Even though Meshaal’s pronouncement came with oversized public baggage — no immediate recognition of Israel or renouncement of the option of an armed struggle — if Israel truly wants to jump-start a moribund peace process, why not focus and capitalize on the points of agreement? Certainly there are risks in pursuing an initially imperfect peace process. There are risks in negotiating with people you have been fighting with for most of your existence as a country.

But there are larger risks to Israel’s continued existence as a democratic homeland for the Jewish people if it continues to wallow in and reinforce the currently dangerous stasis. A recent demographic study pointed to the fact that, by 2015, Palestinians in the West Bank and Gaza and Arabs located within Israel, will begin to outnumber Jews.


The Christians United For Israel-Tom Friedman-Obama Controversies And The Real Reason The Oil For The Menorah Only Lasted For Eight Days


by: on December 27th, 2011 | 8 Comments »

An Israeli threat.

She acts and critics attack.

Supporters defend.

It is a “Rinse, Wash, Repeat” haiku that works in whatever sequence you want to place your emphasis, especially if you don’t care whether you violate the rules of haiku or the rules of stasis.But Israel and its difficulties can’t be condensed to simple English imitations of Japanese haikus.

So let’s try imitation proverbs that nicely align with the imitation Israel-Palestine peace process.

Here’s the first:The enemy of your enemy may still be your enemy. (This is especially true if, like Israel, you have a fairly expansive definition of “enemies,” and a limited qualification standard for friendship.)

And the second: Your real friends may insist you change. (After years of entrenched behavior, they may want you to remember your dreams or imagine your own potential.)

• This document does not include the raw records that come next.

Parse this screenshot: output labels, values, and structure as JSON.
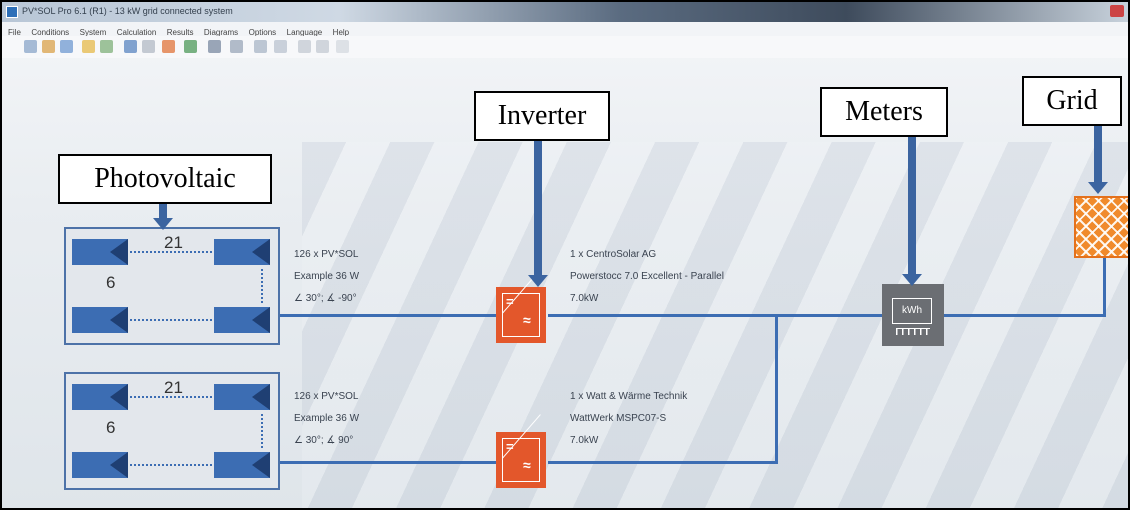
{
  "window": {
    "title": "PV*SOL Pro 6.1 (R1) - 13 kW grid connected system",
    "menu": [
      "File",
      "Conditions",
      "System",
      "Calculation",
      "Results",
      "Diagrams",
      "Options",
      "Language",
      "Help"
    ]
  },
  "callouts": {
    "photovoltaic": "Photovoltaic",
    "inverter": "Inverter",
    "meters": "Meters",
    "grid": "Grid"
  },
  "arrays": [
    {
      "count_top": "21",
      "count_side": "6",
      "modules": "126 x PV*SOL",
      "module_type": "Example 36 W",
      "orientation": "∠ 30°; ∡ -90°"
    },
    {
      "count_top": "21",
      "count_side": "6",
      "modules": "126 x PV*SOL",
      "module_type": "Example 36 W",
      "orientation": "∠ 30°; ∡ 90°"
    }
  ],
  "inverters": [
    {
      "manufacturer": "1 x CentroSolar AG",
      "model": "Powerstocc 7.0 Excellent - Parallel",
      "power": "7.0kW"
    },
    {
      "manufacturer": "1 x Watt & Wärme Technik",
      "model": "WattWerk MSPC07-S",
      "power": "7.0kW"
    }
  ],
  "meter": {
    "label": "kWh"
  },
  "colors": {
    "module": "#3c6db3",
    "inverter": "#e3572b",
    "meter": "#6b6e73",
    "grid": "#f08a2c",
    "arrow": "#3b64a0"
  }
}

Unfortunately Israel’s expansive definition of”enemies” crosses over into its qualification standards for friendship. Call it Israel’s “if you don’t live here, you have no right to criticize” friendship duty. Your role, should you wish to join the pro-Israel friendship club, is to always support Israel in public.

Should you disagree, that must be done privately or you aren’t a real friend: It’s a hostile world and Israel must, at a minimum, ensure unanimity among its base — the (sometimes literal) Occupy Israel supporters.


Christians United For Israel: Israel’s Mistaken Embrace


by: on December 11th, 2011 | 7 Comments »

When so many citizens and governments of so many countries regularly bathe in an anti-Israel bias, why would Israel ever reject a loving embrace?

Christians United For Israel (CUFI), founded in 2006, is now the largest pro-Israel (see Israel’s pro-Israel definition) group anywhere in the known universe and afterlife — over 500,000 strong and bountifully multiplying. All committed and loyally engaged in their Biblical struggle to defend the home team by enlisting, along with AIPAC, Israel’s much smaller Jewish quarterback, as Israeli Prime Minister Bibi Netanyahu’s American blocking back and unofficial coalition party member.

Just as Netanyahu feels he speaks for generations of Jews, as he proclaimed before Congress in May, Pastor John Hagee, CUFI’s leader, has proclaimed to speak for all right-thinking evangelical Christians — evangelical Christians who know that Jews are God’s chosen title holders to all of pre-1947 Palestine: In July, while speaking at the sixth annual CUFI summit in Washington, D.C., he said, “The land of Israel belongs to the Jewish people….they own the land of Israel!  The boundaries…are given exactly in the Bible.”

It’s God as The Supreme Cartographer.